Dim drums throbbing, in the hills half heard,
Where only on a nameless throne a crownless prince has stirred,
Where, risen from a doubtful seat and half attainted stall,
The last knight of Europe takes weapons from the wall,
The last and lingering troubadour to whom the bird has sung,
That once went singing southward when all the world was young,
In that enormous silence, tiny and unafraid,
Comes up along a winding road the noise of the Crusade.
~ from "Lepanto" by G.K. Chesterton
Recently we held a wonderful First Sunday gathering, honoring Our Lady of the Rosary as always but especially so in this month of October. Mr. Verlander told the story of the great victory in the Battle of Lepanto of the Christians over the invading Turks in 1571, and recited Chesterton's epic poem. What do we make of such far away dangers and feats? The daunting deeds accomplished by heroic, valiant, holy figures against certain death, with miraculous success, at once highlights our smallness and emboldens our better natures. And we fight in the same great battle, truly, granted on a different battlefield, wielding the same great weapon that accomplished the victory of Pope Pius V's Holy League under Don John - the Holy Rosary. The world is less friendly than ever before to those who love the Lord and wish to walk in His ways, especially via the sorrowful way of His Holy Mother and according to the old traditions, and we live our daily lives in spiritual battle. Like the unlikely hero we find in the figure of Don John and even more fittingly, in the figure of Don Quixote, we are able to pick out our path, filled with obstacles as it is, in faith and confidence and through prayers offered to Our Lady. We may seem foolish in the eyes of the world, but we trust to hope in the rewards of eternal salvation, divorced from this world.
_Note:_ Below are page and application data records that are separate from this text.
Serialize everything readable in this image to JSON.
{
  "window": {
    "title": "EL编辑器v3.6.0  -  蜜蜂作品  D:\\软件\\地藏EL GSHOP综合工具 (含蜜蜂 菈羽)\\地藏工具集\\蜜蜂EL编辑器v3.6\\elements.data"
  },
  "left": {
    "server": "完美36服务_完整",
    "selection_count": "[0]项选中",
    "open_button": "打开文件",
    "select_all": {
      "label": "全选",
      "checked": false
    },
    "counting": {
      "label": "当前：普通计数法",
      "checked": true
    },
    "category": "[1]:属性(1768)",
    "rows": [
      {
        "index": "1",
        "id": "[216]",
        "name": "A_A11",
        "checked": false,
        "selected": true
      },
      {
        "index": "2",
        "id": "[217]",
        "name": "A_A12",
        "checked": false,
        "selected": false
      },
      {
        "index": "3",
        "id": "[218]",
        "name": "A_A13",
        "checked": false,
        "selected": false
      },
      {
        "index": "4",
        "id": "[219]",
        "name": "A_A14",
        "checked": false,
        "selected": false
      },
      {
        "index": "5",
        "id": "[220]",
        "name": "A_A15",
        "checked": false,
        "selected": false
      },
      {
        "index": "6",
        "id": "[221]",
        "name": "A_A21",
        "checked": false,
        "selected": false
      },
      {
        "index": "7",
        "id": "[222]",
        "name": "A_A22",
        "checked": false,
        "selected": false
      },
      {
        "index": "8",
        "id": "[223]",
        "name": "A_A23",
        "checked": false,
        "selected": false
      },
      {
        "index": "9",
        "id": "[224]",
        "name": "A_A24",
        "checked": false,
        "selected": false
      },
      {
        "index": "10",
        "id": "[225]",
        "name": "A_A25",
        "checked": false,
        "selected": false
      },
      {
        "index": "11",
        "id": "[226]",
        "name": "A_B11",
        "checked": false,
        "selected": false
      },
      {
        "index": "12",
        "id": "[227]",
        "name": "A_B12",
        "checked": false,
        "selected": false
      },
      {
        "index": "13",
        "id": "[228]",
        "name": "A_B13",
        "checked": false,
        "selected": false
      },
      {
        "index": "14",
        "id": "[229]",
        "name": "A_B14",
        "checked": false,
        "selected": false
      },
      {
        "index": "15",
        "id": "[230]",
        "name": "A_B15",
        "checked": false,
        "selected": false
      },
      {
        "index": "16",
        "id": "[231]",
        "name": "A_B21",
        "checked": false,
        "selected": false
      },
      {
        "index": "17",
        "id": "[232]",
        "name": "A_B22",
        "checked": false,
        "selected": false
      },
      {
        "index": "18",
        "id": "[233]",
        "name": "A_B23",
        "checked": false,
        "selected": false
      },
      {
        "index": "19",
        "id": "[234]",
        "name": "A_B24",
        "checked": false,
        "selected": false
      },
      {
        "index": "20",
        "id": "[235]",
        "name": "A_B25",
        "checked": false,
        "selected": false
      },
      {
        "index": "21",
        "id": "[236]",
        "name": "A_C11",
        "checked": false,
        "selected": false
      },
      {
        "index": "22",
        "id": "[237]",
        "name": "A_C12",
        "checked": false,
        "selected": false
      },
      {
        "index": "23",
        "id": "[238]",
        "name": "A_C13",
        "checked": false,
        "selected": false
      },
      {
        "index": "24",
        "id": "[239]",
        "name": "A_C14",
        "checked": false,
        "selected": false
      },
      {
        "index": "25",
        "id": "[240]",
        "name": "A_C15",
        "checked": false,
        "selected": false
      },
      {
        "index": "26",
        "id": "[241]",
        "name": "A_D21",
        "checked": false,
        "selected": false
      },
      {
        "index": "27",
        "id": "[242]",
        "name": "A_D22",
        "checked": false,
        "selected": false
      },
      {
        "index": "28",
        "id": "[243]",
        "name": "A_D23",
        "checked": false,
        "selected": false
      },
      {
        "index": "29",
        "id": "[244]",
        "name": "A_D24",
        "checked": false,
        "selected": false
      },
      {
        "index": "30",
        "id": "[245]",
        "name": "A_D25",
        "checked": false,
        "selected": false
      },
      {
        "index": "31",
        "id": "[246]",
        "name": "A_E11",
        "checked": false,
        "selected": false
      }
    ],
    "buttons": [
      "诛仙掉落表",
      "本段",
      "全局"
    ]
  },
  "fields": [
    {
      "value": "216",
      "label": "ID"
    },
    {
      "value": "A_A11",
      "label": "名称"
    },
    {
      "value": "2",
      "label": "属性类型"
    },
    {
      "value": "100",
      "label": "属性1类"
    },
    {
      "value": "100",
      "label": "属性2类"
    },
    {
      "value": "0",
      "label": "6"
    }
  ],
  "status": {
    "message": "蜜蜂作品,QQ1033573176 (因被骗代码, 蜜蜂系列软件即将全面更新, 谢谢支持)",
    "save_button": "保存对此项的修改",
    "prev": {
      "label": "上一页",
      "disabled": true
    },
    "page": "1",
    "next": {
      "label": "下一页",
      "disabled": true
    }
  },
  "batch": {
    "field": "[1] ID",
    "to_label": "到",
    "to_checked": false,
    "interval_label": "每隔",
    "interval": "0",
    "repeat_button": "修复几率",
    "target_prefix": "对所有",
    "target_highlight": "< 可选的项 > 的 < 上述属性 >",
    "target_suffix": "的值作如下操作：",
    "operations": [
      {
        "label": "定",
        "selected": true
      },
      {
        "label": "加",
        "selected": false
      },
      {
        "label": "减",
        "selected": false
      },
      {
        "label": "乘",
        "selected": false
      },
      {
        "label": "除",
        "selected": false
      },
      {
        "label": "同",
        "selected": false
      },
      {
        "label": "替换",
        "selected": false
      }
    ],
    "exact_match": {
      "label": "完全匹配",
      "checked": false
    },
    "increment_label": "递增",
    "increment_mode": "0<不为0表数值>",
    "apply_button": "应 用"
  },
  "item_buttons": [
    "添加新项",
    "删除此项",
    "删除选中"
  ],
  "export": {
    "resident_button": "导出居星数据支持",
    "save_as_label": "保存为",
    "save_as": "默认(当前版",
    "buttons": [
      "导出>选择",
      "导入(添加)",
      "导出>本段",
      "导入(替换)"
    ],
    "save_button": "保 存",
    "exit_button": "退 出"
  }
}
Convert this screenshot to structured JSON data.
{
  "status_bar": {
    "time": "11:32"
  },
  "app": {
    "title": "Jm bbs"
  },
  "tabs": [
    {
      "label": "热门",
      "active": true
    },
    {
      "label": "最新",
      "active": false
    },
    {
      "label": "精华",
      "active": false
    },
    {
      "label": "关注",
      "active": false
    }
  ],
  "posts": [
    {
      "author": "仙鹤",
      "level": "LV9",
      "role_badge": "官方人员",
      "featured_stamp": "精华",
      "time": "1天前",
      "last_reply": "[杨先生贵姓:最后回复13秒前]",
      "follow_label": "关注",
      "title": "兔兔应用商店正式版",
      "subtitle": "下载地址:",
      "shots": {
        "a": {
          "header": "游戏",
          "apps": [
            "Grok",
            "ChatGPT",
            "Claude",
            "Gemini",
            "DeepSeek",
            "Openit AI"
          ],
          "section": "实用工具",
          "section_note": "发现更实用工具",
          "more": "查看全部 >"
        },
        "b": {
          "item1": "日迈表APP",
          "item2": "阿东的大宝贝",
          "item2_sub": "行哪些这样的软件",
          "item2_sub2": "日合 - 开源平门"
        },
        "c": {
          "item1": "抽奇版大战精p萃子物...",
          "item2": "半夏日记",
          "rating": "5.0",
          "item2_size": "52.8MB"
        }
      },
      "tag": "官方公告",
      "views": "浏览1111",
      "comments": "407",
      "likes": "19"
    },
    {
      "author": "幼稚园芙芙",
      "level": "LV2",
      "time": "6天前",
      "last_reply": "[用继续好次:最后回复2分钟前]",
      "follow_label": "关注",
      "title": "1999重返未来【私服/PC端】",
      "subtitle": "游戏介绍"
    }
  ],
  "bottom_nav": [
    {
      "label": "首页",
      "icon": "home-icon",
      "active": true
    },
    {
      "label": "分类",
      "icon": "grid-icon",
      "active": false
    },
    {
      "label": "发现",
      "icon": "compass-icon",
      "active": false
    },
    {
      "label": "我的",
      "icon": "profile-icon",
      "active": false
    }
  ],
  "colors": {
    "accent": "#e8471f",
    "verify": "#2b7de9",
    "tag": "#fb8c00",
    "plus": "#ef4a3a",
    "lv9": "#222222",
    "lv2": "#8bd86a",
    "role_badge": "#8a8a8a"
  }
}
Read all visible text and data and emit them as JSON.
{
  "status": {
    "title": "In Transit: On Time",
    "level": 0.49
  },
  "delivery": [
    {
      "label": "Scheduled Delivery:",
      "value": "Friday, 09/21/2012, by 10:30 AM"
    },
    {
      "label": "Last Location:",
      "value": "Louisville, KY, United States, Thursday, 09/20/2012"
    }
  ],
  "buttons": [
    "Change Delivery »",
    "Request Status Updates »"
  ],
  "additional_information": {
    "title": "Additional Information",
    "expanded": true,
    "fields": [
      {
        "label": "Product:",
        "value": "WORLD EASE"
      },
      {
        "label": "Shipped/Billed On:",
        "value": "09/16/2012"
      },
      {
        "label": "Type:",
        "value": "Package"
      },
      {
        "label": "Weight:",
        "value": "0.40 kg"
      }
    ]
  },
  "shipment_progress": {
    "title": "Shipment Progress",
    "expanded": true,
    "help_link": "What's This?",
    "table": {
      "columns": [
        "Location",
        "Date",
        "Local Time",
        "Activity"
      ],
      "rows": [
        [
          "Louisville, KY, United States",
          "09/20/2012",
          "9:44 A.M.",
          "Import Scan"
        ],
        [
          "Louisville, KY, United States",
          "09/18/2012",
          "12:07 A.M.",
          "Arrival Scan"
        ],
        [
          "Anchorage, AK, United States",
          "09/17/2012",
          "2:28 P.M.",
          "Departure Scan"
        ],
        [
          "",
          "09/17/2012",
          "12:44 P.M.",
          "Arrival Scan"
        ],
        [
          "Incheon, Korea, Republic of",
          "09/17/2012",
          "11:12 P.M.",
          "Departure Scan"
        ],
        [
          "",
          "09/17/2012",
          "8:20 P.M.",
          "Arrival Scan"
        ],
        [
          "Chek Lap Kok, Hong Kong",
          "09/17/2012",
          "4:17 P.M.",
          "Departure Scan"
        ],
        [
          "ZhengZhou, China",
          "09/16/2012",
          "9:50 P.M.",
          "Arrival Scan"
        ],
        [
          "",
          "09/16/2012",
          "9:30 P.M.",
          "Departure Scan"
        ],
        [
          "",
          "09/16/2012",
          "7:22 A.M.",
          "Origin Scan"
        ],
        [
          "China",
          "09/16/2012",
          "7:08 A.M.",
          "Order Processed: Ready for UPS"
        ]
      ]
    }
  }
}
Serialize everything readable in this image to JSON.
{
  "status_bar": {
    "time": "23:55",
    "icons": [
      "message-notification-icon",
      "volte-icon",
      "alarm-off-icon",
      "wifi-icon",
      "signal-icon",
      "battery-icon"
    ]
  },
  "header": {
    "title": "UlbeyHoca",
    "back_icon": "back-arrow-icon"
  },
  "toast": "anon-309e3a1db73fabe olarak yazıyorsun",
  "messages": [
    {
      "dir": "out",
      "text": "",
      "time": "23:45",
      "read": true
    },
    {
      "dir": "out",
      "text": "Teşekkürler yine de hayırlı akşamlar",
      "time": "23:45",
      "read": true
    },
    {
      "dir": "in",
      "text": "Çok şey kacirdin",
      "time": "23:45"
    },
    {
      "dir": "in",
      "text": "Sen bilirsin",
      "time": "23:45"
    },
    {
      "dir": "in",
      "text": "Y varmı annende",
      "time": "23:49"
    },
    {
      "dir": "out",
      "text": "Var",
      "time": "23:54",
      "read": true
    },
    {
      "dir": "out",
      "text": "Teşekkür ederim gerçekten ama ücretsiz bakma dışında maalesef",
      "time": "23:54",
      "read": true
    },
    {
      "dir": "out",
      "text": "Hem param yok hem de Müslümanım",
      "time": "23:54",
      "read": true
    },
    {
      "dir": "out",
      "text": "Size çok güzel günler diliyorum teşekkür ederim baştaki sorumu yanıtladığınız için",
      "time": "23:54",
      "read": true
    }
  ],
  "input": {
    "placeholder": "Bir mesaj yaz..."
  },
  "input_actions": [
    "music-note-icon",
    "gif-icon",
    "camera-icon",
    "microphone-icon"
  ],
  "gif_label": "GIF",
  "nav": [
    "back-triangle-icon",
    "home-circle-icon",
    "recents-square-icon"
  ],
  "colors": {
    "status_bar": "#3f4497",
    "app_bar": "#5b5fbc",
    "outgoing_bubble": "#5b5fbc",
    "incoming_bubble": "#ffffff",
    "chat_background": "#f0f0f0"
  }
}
Our Lady is our loving guide and protectress, to whom we offer roses in return for strength and grace to persevere.
This time, we were missing our two oldest children, both off at school. We wondered what the day and evening would be like, not in doubt over its success, but nevertheless curious over how things would unfold. It is no secret that our daughter is a lively hostess and a talented musician, and takes lead in those arenas with great ease. And our son is simply one of the most likable kinds of boys to be around, and tends to garner, unwittingly, a happy little gathering of like-minded fools (wise fools, to keep the theme). Happily, the day was different but entirely good and enjoyable, and it was something to see our younger set take lead here and there. The poetry recitation stirred hearts and the music did too, growing quickly out of the Fatima Farm theme song to a rousing singalong to all manner of folksongs, romantic to melancholy to rebellious. We've said such things before, but the experience was a welcome respite from the worries of the world, and a vibrant proof that the way to victory is to pass on the things that matter to children, again and again. It must be admitted that the missing party was missed, and we look forward eagerly to the days of their return - for the sake of the home and hearth; for the sake of our friends - but we also are certain that their successes afar add to the richness of life at the farm here at home, sweet home!
There is much to be thankful for even as it is the time of year when the natural world loses its luster. The vibrant, steady greens of summer are traded for the rustic hues of fall, and things go quieter, more restful and reflective; there are fruits but of a different sort. Wardrobes are changed, both for us and for the world outside. It is a favorite time of year around here, as there is nothing quite like the beautiful colors and fragrances of autumn - colorful leaves crunching underfoot and the smell of fire-smoke wafting on the chilly air. The stars seem more twinkly if the sky is clear when the air is cold, and the recent full harvest moon proved that something so silvery can also give off a golden glow. The moon ever reminds us of Our Holy Mother, whose radiance only reflects that of her Son, and points us to him. We know a storm is ever brewing, threatening our way of life, and it seems we should be afraid; but we will continue to sing and pray and tell stories together, holding to the Old Mass and sacraments as the heart of everything - the whole of what we want to pass on to our children.
On this little homestead our family aspires to work the land and hand on the Catholic Tradition, walking in wonder and learning to live by the fruits of our labor, in honor of Our Lady of Fatima, who guides us to Him.